DIRECTIONS ▸
Repeat the data that follows verbatim. Images are not part of the copy.

SOURCE MATERIAL ▸
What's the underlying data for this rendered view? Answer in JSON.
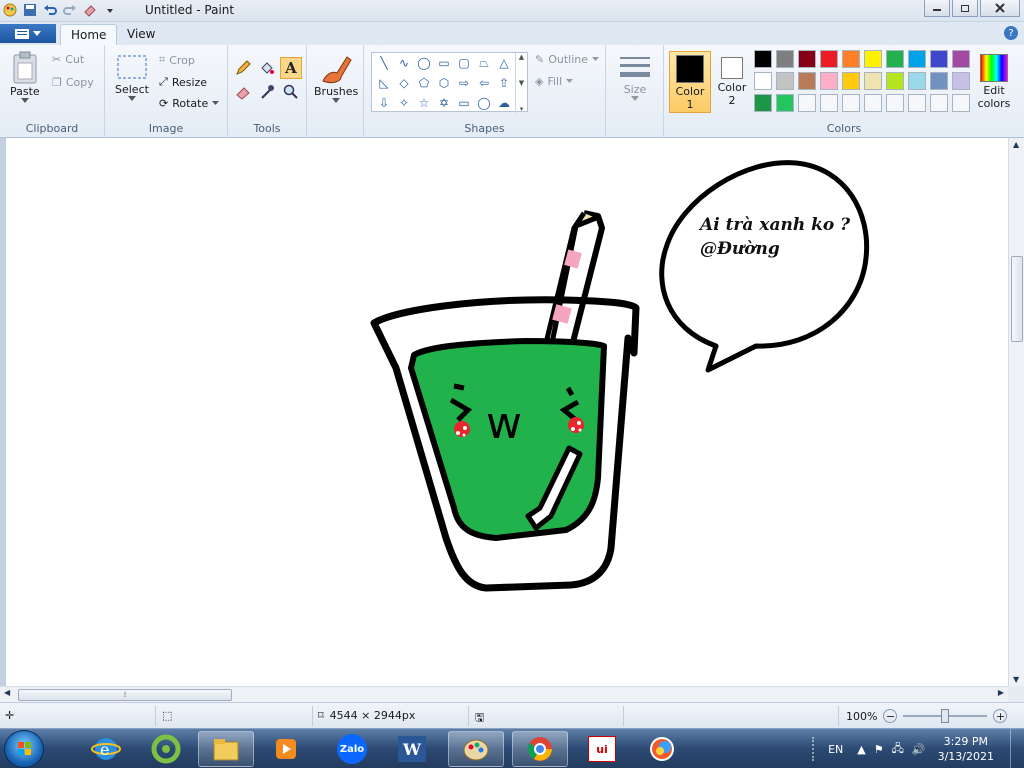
{
  "window": {
    "title": "Untitled - Paint"
  },
  "tabs": [
    {
      "label": "Home"
    },
    {
      "label": "View"
    }
  ],
  "ribbon": {
    "clipboard": {
      "label": "Clipboard",
      "paste": "Paste",
      "cut": "Cut",
      "copy": "Copy"
    },
    "image": {
      "label": "Image",
      "select": "Select",
      "crop": "Crop",
      "resize": "Resize",
      "rotate": "Rotate"
    },
    "tools": {
      "label": "Tools"
    },
    "brushes": {
      "label": "Brushes"
    },
    "shapes": {
      "label": "Shapes",
      "outline": "Outline",
      "fill": "Fill"
    },
    "size": {
      "label": "Size"
    },
    "colors": {
      "label": "Colors",
      "color1": "Color",
      "color1_num": "1",
      "color2": "Color",
      "color2_num": "2",
      "edit": "Edit",
      "edit2": "colors",
      "color1_value": "#000000",
      "color2_value": "#ffffff",
      "palette": [
        "#000000",
        "#7f7f7f",
        "#880015",
        "#ed1c24",
        "#ff7f27",
        "#fff200",
        "#22b14c",
        "#00a2e8",
        "#3f48cc",
        "#a349a4",
        "#ffffff",
        "#c3c3c3",
        "#b97a57",
        "#ffaec9",
        "#ffc90e",
        "#efe4b0",
        "#b5e61d",
        "#99d9ea",
        "#7092be",
        "#c8bfe7",
        "#1e9648",
        "#22c55e",
        "#f5f7fa",
        "#f5f7fa",
        "#f5f7fa",
        "#f5f7fa",
        "#f5f7fa",
        "#f5f7fa",
        "#f5f7fa",
        "#f5f7fa"
      ]
    }
  },
  "canvas": {
    "speech_line1": "Ai trà xanh ko ?",
    "speech_line2": "@Đường",
    "face_text": "w",
    "drink_color": "#22b24c"
  },
  "status": {
    "image_size": "4544 × 2944px",
    "zoom": "100%",
    "zoom_level": 0.5
  },
  "taskbar": {
    "apps": [
      "ie-icon",
      "coccoc-icon",
      "explorer-icon",
      "media-icon",
      "zalo-icon",
      "word-icon",
      "paint-icon",
      "chrome-icon",
      "unikey-icon",
      "photos-icon"
    ],
    "zalo_label": "Zalo",
    "word_label": "W",
    "unikey_label": "ui",
    "language": "EN",
    "time": "3:29 PM",
    "date": "3/13/2021"
  }
}
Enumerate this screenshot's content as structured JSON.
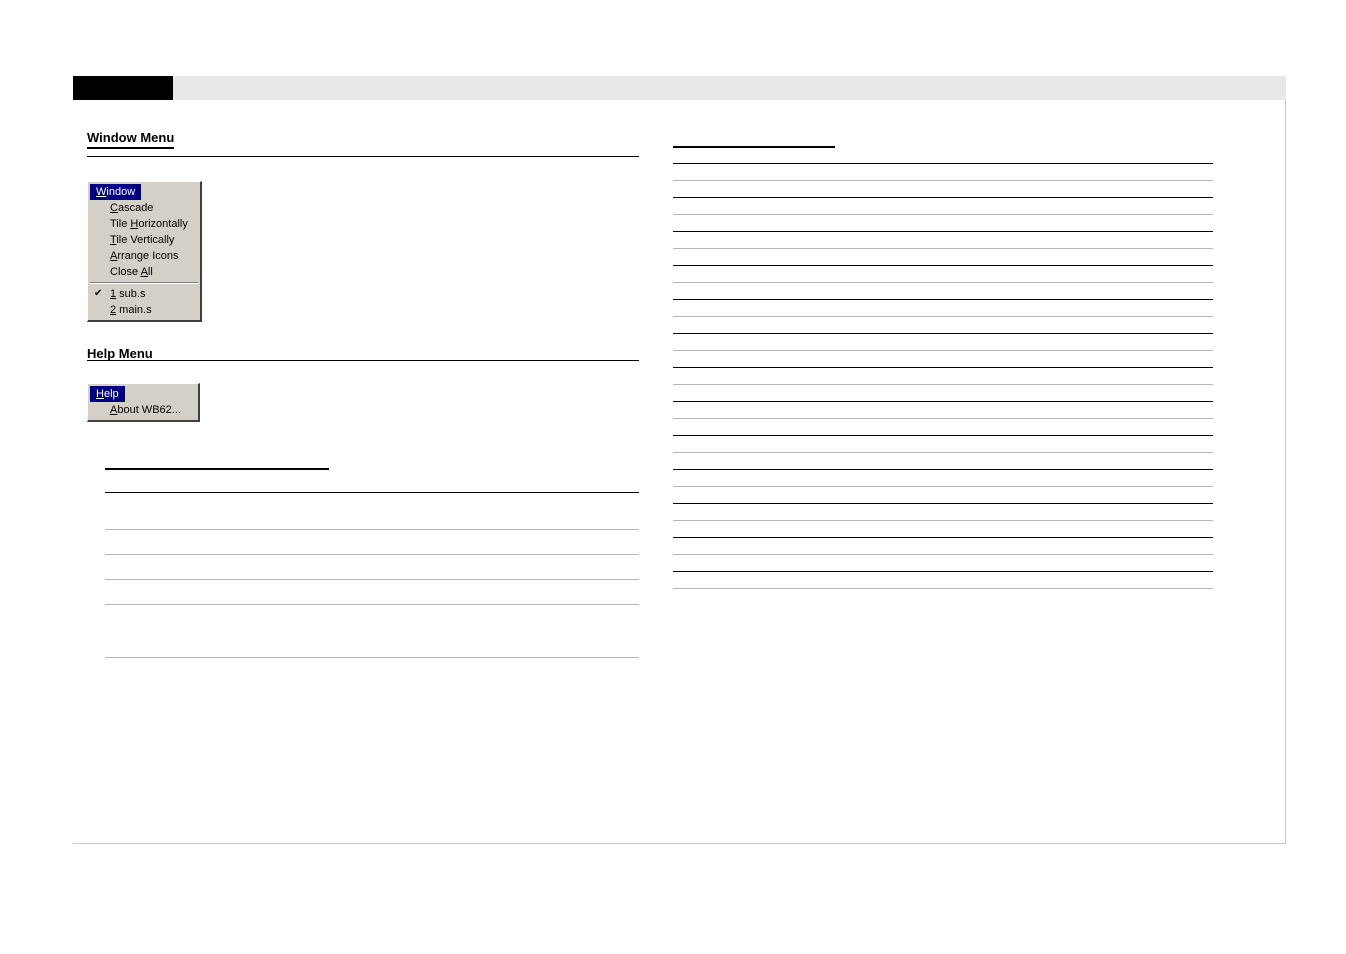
{
  "tab": {
    "label": " "
  },
  "left": {
    "section1": {
      "heading": "Window Menu",
      "menu_title": "Window",
      "items": [
        {
          "label": "Cascade",
          "mnemonic": "C",
          "checked": false
        },
        {
          "label": "Tile Horizontally",
          "mnemonic": "H",
          "checked": false
        },
        {
          "label": "Tile Vertically",
          "mnemonic": "T",
          "checked": false
        },
        {
          "label": "Arrange Icons",
          "mnemonic": "A",
          "checked": false
        },
        {
          "label": "Close All",
          "mnemonic": "A",
          "checked": false
        }
      ],
      "windows": [
        {
          "label": "1 sub.s",
          "mnemonic": "1",
          "checked": true
        },
        {
          "label": "2 main.s",
          "mnemonic": "2",
          "checked": false
        }
      ]
    },
    "section2": {
      "heading": "Help Menu",
      "menu_title": "Help",
      "items": [
        {
          "label": "About WB62...",
          "mnemonic": "A",
          "checked": false
        }
      ]
    },
    "section3": {
      "heading": " "
    }
  },
  "right": {
    "heading": " ",
    "link": " "
  }
}
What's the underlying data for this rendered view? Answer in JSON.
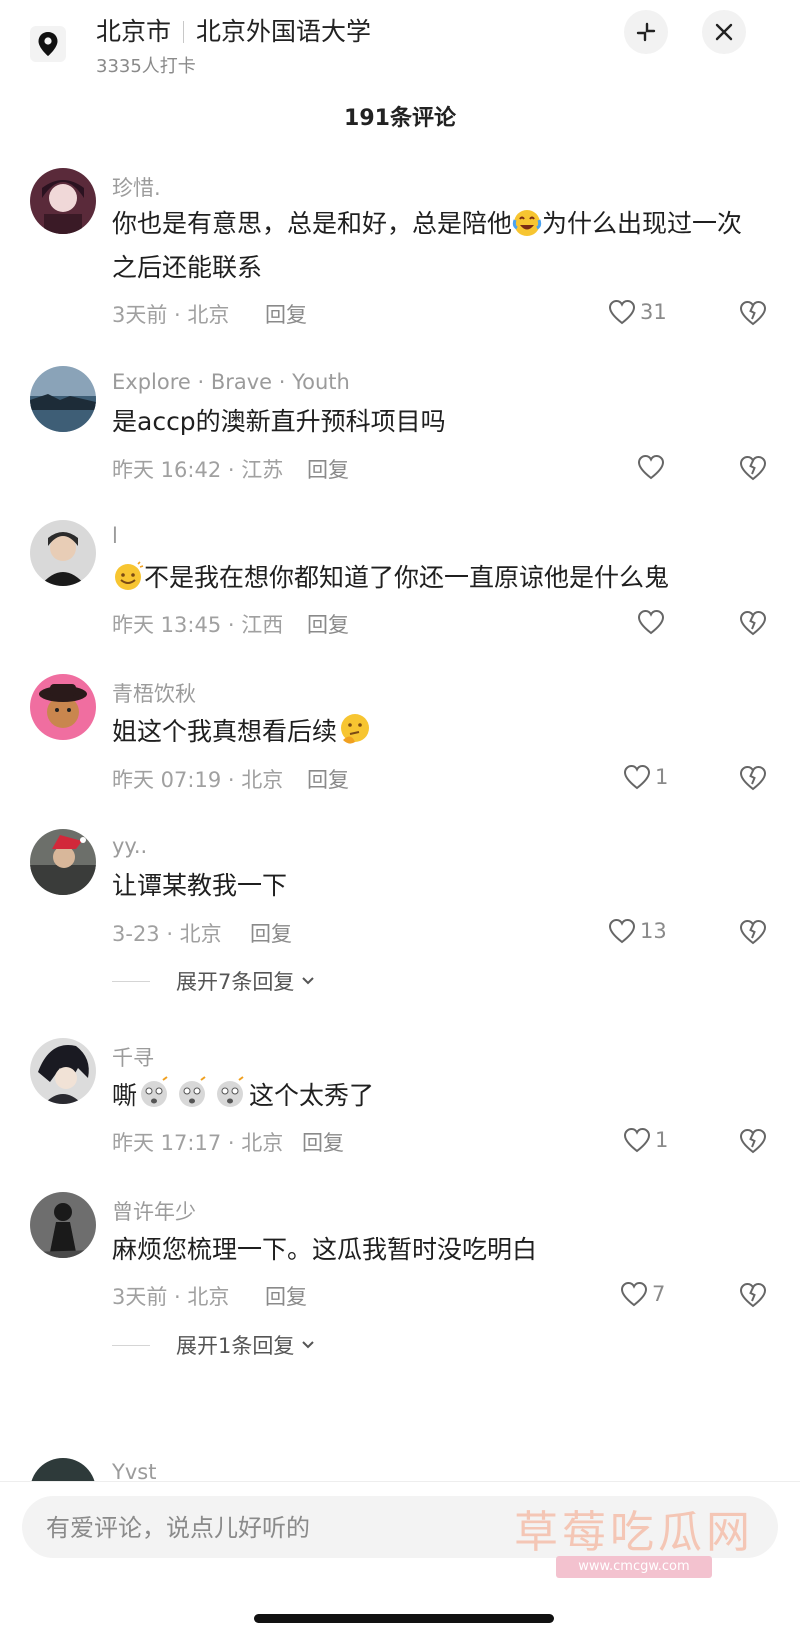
{
  "header": {
    "city": "北京市",
    "place": "北京外国语大学",
    "checkins": "3335人打卡",
    "icons": {
      "location": "location-pin-icon",
      "collapse": "collapse-icon",
      "close": "close-icon"
    }
  },
  "comments_title": "191条评论",
  "reply_label": "回复",
  "comments": [
    {
      "user": "珍惜.",
      "text_a": "你也是有意思，总是和好，总是陪他",
      "emoji": "crying-laughing-emoji",
      "text_b": "为什么出现过一次之后还能联系",
      "time_location": "3天前 · 北京",
      "likes": "31"
    },
    {
      "user": "Explore · Brave · Youth",
      "text": "是accp的澳新直升预科项目吗",
      "time_location": "昨天 16:42 · 江苏",
      "likes": ""
    },
    {
      "user": "l",
      "emoji": "smile-emoji",
      "text": "不是我在想你都知道了你还一直原谅他是什么鬼",
      "time_location": "昨天 13:45 · 江西",
      "likes": ""
    },
    {
      "user": "青梧饮秋",
      "text": "姐这个我真想看后续",
      "emoji": "thinking-emoji",
      "time_location": "昨天 07:19 · 北京",
      "likes": "1"
    },
    {
      "user": "yy..",
      "text": "让谭某教我一下",
      "time_location": "3-23 · 北京",
      "likes": "13",
      "expand": "展开7条回复"
    },
    {
      "user": "千寻",
      "text_a": "嘶",
      "emoji": "shocked-emoji",
      "text_b": "这个太秀了",
      "time_location": "昨天 17:17 · 北京",
      "likes": "1"
    },
    {
      "user": "曾许年少",
      "text": "麻烦您梳理一下。这瓜我暂时没吃明白",
      "time_location": "3天前 · 北京",
      "likes": "7",
      "expand": "展开1条回复"
    },
    {
      "user": "Yvst"
    }
  ],
  "input": {
    "placeholder": "有爱评论，说点儿好听的"
  },
  "watermark": {
    "text": "草莓吃瓜网",
    "url": "www.cmcgw.com"
  }
}
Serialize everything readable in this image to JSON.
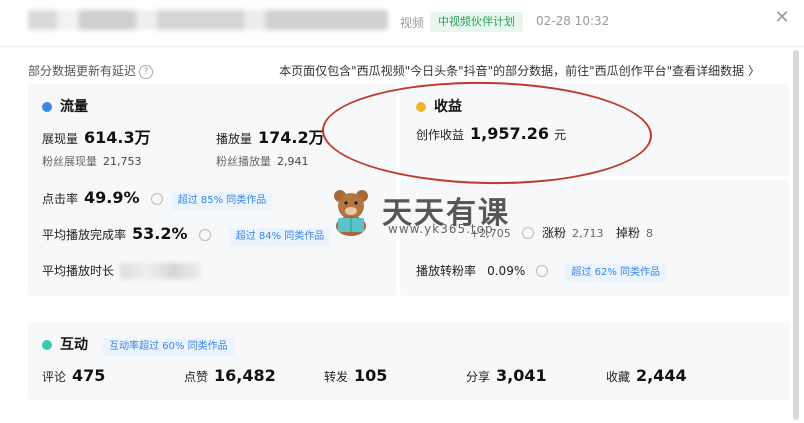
{
  "header": {
    "category": "视频",
    "program_badge": "中视频伙伴计划",
    "datetime": "02-28 10:32",
    "close_icon": "close-icon"
  },
  "notice": {
    "delay_text": "部分数据更新有延迟",
    "scope_text": "本页面仅包含\"西瓜视频\"今日头条\"抖音\"的部分数据，前往\"西瓜创作平台\"查看详细数据 〉"
  },
  "traffic": {
    "title": "流量",
    "impressions_label": "展现量",
    "impressions_value": "614.3万",
    "plays_label": "播放量",
    "plays_value": "174.2万",
    "fan_impressions_label": "粉丝展现量",
    "fan_impressions_value": "21,753",
    "fan_plays_label": "粉丝播放量",
    "fan_plays_value": "2,941",
    "ctr_label": "点击率",
    "ctr_value": "49.9%",
    "ctr_tag": "超过 85% 同类作品",
    "completion_label": "平均播放完成率",
    "completion_value": "53.2%",
    "completion_tag": "超过 84% 同类作品",
    "avg_duration_label": "平均播放时长",
    "accent_color": "#3a86e8"
  },
  "income": {
    "title": "收益",
    "creation_income_label": "创作收益",
    "creation_income_value": "1,957.26",
    "creation_income_unit": "元",
    "accent_color": "#f0b429"
  },
  "fans": {
    "net_value": "+2,705",
    "gain_label": "涨粉",
    "gain_value": "2,713",
    "loss_label": "掉粉",
    "loss_value": "8",
    "conversion_label": "播放转粉率",
    "conversion_value": "0.09%",
    "conversion_tag": "超过 62% 同类作品"
  },
  "interaction": {
    "title": "互动",
    "tag": "互动率超过 60% 同类作品",
    "comments_label": "评论",
    "comments_value": "475",
    "likes_label": "点赞",
    "likes_value": "16,482",
    "reposts_label": "转发",
    "reposts_value": "105",
    "shares_label": "分享",
    "shares_value": "3,041",
    "favorites_label": "收藏",
    "favorites_value": "2,444",
    "accent_color": "#3cc8b4"
  },
  "watermark": {
    "title": "天天有课",
    "url": "www.yk365.top"
  }
}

TASK RESPONSE ▸
What's the underlying data for this rendered view? Answer in JSON.
{
  "window": {
    "title": "Untitled - Paint"
  },
  "tabs": [
    {
      "label": "Home"
    },
    {
      "label": "View"
    }
  ],
  "ribbon": {
    "clipboard": {
      "label": "Clipboard",
      "paste": "Paste",
      "cut": "Cut",
      "copy": "Copy"
    },
    "image": {
      "label": "Image",
      "select": "Select",
      "crop": "Crop",
      "resize": "Resize",
      "rotate": "Rotate"
    },
    "tools": {
      "label": "Tools"
    },
    "brushes": {
      "label": "Brushes"
    },
    "shapes": {
      "label": "Shapes",
      "outline": "Outline",
      "fill": "Fill"
    },
    "size": {
      "label": "Size"
    },
    "colors": {
      "label": "Colors",
      "color1": "Color",
      "color1_num": "1",
      "color2": "Color",
      "color2_num": "2",
      "edit": "Edit",
      "edit2": "colors",
      "color1_value": "#000000",
      "color2_value": "#ffffff",
      "palette": [
        "#000000",
        "#7f7f7f",
        "#880015",
        "#ed1c24",
        "#ff7f27",
        "#fff200",
        "#22b14c",
        "#00a2e8",
        "#3f48cc",
        "#a349a4",
        "#ffffff",
        "#c3c3c3",
        "#b97a57",
        "#ffaec9",
        "#ffc90e",
        "#efe4b0",
        "#b5e61d",
        "#99d9ea",
        "#7092be",
        "#c8bfe7",
        "#1e9648",
        "#22c55e",
        "#f5f7fa",
        "#f5f7fa",
        "#f5f7fa",
        "#f5f7fa",
        "#f5f7fa",
        "#f5f7fa",
        "#f5f7fa",
        "#f5f7fa"
      ]
    }
  },
  "canvas": {
    "speech_line1": "Ai trà xanh ko ?",
    "speech_line2": "@Đường",
    "face_text": "w",
    "drink_color": "#22b24c"
  },
  "status": {
    "image_size": "4544 × 2944px",
    "zoom": "100%",
    "zoom_level": 0.5
  },
  "taskbar": {
    "apps": [
      "ie-icon",
      "coccoc-icon",
      "explorer-icon",
      "media-icon",
      "zalo-icon",
      "word-icon",
      "paint-icon",
      "chrome-icon",
      "unikey-icon",
      "photos-icon"
    ],
    "zalo_label": "Zalo",
    "word_label": "W",
    "unikey_label": "ui",
    "language": "EN",
    "time": "3:29 PM",
    "date": "3/13/2021"
  }
}
Enumerate this screenshot's content as structured JSON.
{
  "tab": {
    "label": " "
  },
  "left": {
    "section1": {
      "heading": "Window Menu",
      "menu_title": "Window",
      "items": [
        {
          "label": "Cascade",
          "mnemonic": "C",
          "checked": false
        },
        {
          "label": "Tile Horizontally",
          "mnemonic": "H",
          "checked": false
        },
        {
          "label": "Tile Vertically",
          "mnemonic": "T",
          "checked": false
        },
        {
          "label": "Arrange Icons",
          "mnemonic": "A",
          "checked": false
        },
        {
          "label": "Close All",
          "mnemonic": "A",
          "checked": false
        }
      ],
      "windows": [
        {
          "label": "1 sub.s",
          "mnemonic": "1",
          "checked": true
        },
        {
          "label": "2 main.s",
          "mnemonic": "2",
          "checked": false
        }
      ]
    },
    "section2": {
      "heading": "Help Menu",
      "menu_title": "Help",
      "items": [
        {
          "label": "About WB62...",
          "mnemonic": "A",
          "checked": false
        }
      ]
    },
    "section3": {
      "heading": " "
    }
  },
  "right": {
    "heading": " ",
    "link": " "
  }
}
What's the underlying data for this rendered view? Answer in JSON.
{
  "header": {
    "city": "北京市",
    "place": "北京外国语大学",
    "checkins": "3335人打卡",
    "icons": {
      "location": "location-pin-icon",
      "collapse": "collapse-icon",
      "close": "close-icon"
    }
  },
  "comments_title": "191条评论",
  "reply_label": "回复",
  "comments": [
    {
      "user": "珍惜.",
      "text_a": "你也是有意思，总是和好，总是陪他",
      "emoji": "crying-laughing-emoji",
      "text_b": "为什么出现过一次之后还能联系",
      "time_location": "3天前 · 北京",
      "likes": "31"
    },
    {
      "user": "Explore · Brave · Youth",
      "text": "是accp的澳新直升预科项目吗",
      "time_location": "昨天 16:42 · 江苏",
      "likes": ""
    },
    {
      "user": "l",
      "emoji": "smile-emoji",
      "text": "不是我在想你都知道了你还一直原谅他是什么鬼",
      "time_location": "昨天 13:45 · 江西",
      "likes": ""
    },
    {
      "user": "青梧饮秋",
      "text": "姐这个我真想看后续",
      "emoji": "thinking-emoji",
      "time_location": "昨天 07:19 · 北京",
      "likes": "1"
    },
    {
      "user": "yy..",
      "text": "让谭某教我一下",
      "time_location": "3-23 · 北京",
      "likes": "13",
      "expand": "展开7条回复"
    },
    {
      "user": "千寻",
      "text_a": "嘶",
      "emoji": "shocked-emoji",
      "text_b": "这个太秀了",
      "time_location": "昨天 17:17 · 北京",
      "likes": "1"
    },
    {
      "user": "曾许年少",
      "text": "麻烦您梳理一下。这瓜我暂时没吃明白",
      "time_location": "3天前 · 北京",
      "likes": "7",
      "expand": "展开1条回复"
    },
    {
      "user": "Yvst"
    }
  ],
  "input": {
    "placeholder": "有爱评论，说点儿好听的"
  },
  "watermark": {
    "text": "草莓吃瓜网",
    "url": "www.cmcgw.com"
  }
}
Serialize everything readable in this image to JSON.
{
  "header": {
    "category": "视频",
    "program_badge": "中视频伙伴计划",
    "datetime": "02-28 10:32",
    "close_icon": "close-icon"
  },
  "notice": {
    "delay_text": "部分数据更新有延迟",
    "scope_text": "本页面仅包含\"西瓜视频\"今日头条\"抖音\"的部分数据，前往\"西瓜创作平台\"查看详细数据 〉"
  },
  "traffic": {
    "title": "流量",
    "impressions_label": "展现量",
    "impressions_value": "614.3万",
    "plays_label": "播放量",
    "plays_value": "174.2万",
    "fan_impressions_label": "粉丝展现量",
    "fan_impressions_value": "21,753",
    "fan_plays_label": "粉丝播放量",
    "fan_plays_value": "2,941",
    "ctr_label": "点击率",
    "ctr_value": "49.9%",
    "ctr_tag": "超过 85% 同类作品",
    "completion_label": "平均播放完成率",
    "completion_value": "53.2%",
    "completion_tag": "超过 84% 同类作品",
    "avg_duration_label": "平均播放时长",
    "accent_color": "#3a86e8"
  },
  "income": {
    "title": "收益",
    "creation_income_label": "创作收益",
    "creation_income_value": "1,957.26",
    "creation_income_unit": "元",
    "accent_color": "#f0b429"
  },
  "fans": {
    "net_value": "+2,705",
    "gain_label": "涨粉",
    "gain_value": "2,713",
    "loss_label": "掉粉",
    "loss_value": "8",
    "conversion_label": "播放转粉率",
    "conversion_value": "0.09%",
    "conversion_tag": "超过 62% 同类作品"
  },
  "interaction": {
    "title": "互动",
    "tag": "互动率超过 60% 同类作品",
    "comments_label": "评论",
    "comments_value": "475",
    "likes_label": "点赞",
    "likes_value": "16,482",
    "reposts_label": "转发",
    "reposts_value": "105",
    "shares_label": "分享",
    "shares_value": "3,041",
    "favorites_label": "收藏",
    "favorites_value": "2,444",
    "accent_color": "#3cc8b4"
  },
  "watermark": {
    "title": "天天有课",
    "url": "www.yk365.top"
  }
}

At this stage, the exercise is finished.